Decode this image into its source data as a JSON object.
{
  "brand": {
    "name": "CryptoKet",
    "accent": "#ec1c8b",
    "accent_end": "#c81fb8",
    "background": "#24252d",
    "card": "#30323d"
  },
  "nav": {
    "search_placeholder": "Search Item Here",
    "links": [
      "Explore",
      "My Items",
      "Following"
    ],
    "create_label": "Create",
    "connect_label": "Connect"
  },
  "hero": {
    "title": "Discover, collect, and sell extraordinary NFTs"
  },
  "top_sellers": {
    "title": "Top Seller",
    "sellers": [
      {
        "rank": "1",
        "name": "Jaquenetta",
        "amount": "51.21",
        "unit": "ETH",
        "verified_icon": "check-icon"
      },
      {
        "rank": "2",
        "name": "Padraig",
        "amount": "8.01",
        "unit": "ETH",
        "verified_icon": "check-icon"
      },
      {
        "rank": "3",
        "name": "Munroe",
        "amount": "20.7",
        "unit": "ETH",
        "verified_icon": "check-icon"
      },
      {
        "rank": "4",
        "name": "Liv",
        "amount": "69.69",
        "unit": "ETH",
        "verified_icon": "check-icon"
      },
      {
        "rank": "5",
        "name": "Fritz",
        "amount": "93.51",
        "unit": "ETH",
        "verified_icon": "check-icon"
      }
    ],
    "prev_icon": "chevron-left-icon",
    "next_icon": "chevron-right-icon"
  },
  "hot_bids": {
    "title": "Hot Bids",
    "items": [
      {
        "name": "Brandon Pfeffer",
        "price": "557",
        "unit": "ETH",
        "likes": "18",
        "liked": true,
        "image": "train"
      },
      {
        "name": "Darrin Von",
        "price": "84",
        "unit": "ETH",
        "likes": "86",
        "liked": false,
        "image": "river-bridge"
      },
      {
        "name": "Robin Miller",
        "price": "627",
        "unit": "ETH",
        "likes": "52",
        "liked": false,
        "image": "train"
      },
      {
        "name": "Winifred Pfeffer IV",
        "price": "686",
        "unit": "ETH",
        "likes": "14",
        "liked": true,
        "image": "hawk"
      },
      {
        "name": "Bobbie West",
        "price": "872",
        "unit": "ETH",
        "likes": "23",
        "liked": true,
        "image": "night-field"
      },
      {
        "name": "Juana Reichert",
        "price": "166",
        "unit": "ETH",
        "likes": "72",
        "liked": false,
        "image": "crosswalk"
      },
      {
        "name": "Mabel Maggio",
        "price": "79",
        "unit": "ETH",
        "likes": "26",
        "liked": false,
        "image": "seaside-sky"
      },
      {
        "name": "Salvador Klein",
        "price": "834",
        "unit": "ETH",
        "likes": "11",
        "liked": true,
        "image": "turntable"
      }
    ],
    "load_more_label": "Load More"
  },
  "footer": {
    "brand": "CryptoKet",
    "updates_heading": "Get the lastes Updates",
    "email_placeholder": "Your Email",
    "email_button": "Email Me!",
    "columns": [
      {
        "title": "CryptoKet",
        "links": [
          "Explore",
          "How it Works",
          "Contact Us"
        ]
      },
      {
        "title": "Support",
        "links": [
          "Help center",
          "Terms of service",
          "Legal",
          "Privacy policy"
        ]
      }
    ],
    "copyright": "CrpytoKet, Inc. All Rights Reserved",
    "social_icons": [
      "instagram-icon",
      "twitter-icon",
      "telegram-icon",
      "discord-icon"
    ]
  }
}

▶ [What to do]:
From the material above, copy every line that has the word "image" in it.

▶ [Task solution]:
Decode this image into its source data as a JSON object.
        "image": "train"
        "image": "river-bridge"
        "image": "train"
        "image": "hawk"
        "image": "night-field"
        "image": "crosswalk"
        "image": "seaside-sky"
        "image": "turntable"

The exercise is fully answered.